Jacqueline Fernandez blesses a fan outside Mumbai airport. A sweet gesture, though it seems the little boy was going for a handshake. Pic/Sayyed Sameer Abedi
UK notes in India
By now, British djent band Tesseract are India veterans, having visited the country first in 2010. They have returned a number of times since then, adding to their fan base in this part of the world. And now, their legion of admirers is only going to grow bigger, because TesseracT is going on an India tour once again, with a show in Mumbai slated for January 19.
The band had once said, "It seems that the rock and metal scene is getting bigger and bigger each year in India. It'll be fantastic for us to see how it's developed over the last two years." That was ahead of a tour in 2013, and it will be interesting to see what they make of how the scene has evolved over the past five years.
Family bonding was quite evident in the Akerkar household in Breach Candy when this diarist had dropped by recently for an interview with veteran chef Rahul Akerkar and his older daughter Shaan, who will be launching their new restaurant together in February. Now, the chef reaffirmed the observation with a sweet post he shared on social media wishing his father.
"'I wish you all to have a birthday like this one.' That's what dad wished for everyone as he cut his 95th cake tonight," Akerkar wrote. Restaurateur Karyna Bajaj wrote, "Happy Birthday, Rahul's Papa!" and celebrity photographer Atul Kasbekar, too, chimed in, "Adore this gentleman. Such a class act. My namaskars to him."

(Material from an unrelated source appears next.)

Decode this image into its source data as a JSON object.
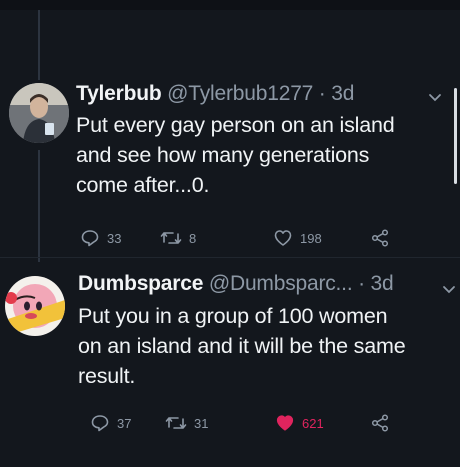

Eat like an East Indian
A slew of pop-ups over the last few years have helped foster Mumbai's diverse culinary fare that borrows from local communities like the East Indians as well as strong migrant flavours from the Deccan and beyond. But it also left us pining because a pop-up, after all, is transient.

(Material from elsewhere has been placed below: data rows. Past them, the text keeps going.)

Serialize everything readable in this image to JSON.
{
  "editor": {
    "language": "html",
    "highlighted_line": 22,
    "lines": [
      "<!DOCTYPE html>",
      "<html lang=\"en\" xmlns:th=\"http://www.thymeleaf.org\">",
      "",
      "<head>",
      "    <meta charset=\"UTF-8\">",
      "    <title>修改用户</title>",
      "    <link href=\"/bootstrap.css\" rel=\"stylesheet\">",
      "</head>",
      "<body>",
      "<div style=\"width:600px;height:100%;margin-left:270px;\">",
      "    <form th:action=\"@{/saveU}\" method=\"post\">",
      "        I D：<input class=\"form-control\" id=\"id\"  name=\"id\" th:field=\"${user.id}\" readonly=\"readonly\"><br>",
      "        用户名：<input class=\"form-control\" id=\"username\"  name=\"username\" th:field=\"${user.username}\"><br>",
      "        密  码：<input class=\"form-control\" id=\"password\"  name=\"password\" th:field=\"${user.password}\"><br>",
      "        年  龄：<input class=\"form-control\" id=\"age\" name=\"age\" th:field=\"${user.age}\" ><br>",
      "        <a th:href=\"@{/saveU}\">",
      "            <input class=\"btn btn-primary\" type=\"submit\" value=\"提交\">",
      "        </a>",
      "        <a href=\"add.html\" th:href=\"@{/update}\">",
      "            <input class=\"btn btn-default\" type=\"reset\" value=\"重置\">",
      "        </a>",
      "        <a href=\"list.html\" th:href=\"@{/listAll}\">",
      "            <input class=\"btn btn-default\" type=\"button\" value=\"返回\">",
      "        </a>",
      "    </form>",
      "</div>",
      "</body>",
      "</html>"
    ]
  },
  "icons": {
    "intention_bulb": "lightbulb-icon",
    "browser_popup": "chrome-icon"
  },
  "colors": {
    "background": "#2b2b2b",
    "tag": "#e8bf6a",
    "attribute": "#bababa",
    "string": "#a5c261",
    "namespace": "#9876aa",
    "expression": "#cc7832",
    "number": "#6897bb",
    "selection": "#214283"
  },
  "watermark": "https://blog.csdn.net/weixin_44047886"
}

As an answer to our wishes, we've just heard that the city will have its first brick-and-mortar East Indian casual dining space, Eastern Sunset, that will open its doors on January 7. Valencia Misquita Irani and Avion Misquita's hospitality chain are helming it. Veteran chef and East Indian Michael Swamy has been roped in as a consulting chef to curate the menu.
"It was high time someone did this. Our chefs have made regional food famous abroad, but we don't have the same here. The menu will feature authentic fare like moilee, fugias and vindaloo," he told this diarist.
What's the twist?
A couple based in Kolkata are in a passionate 10-year relationship. But the man suddenly leaves the woman to chase his dreams in Mumbai. This sets the plot for a new play, Ballygunge 1990, which will debut in Mumbai on January 12.
Written and directed by Atul Satya Koushik, it stars film and TV personalities Annup Sonii and Nishtha Paliwal Tomar. Catch the plot unfold at a Bandra venue if you're as intrigued about the twist, because there surely is one.
Matchbox art for Khushwant Singh
The late Khushwant Singh was known to be one of the country's most prolific writers, with more than 50 titles to his credit, including the iconic historical novel A Train to Pakistan that was published in 1956.
HarperCollins India released a series of eight collectible editions of his work last year that are a compilation of short stories written by Singh that feature cover art inspired by a matchbox design done by an in-house designer.
And we hear that more titles will be released in batches through the year. What's also exciting is that the publishing house has collaborated with book blogger Resh Susan, who is hosting a free giveaway on Twitter.
DISCLAIMER: mid-day and its affiliates shall have no liability for any views, thoughts and comments expressed on this article.
Male nurse splits baby during delivery; leaves head in womb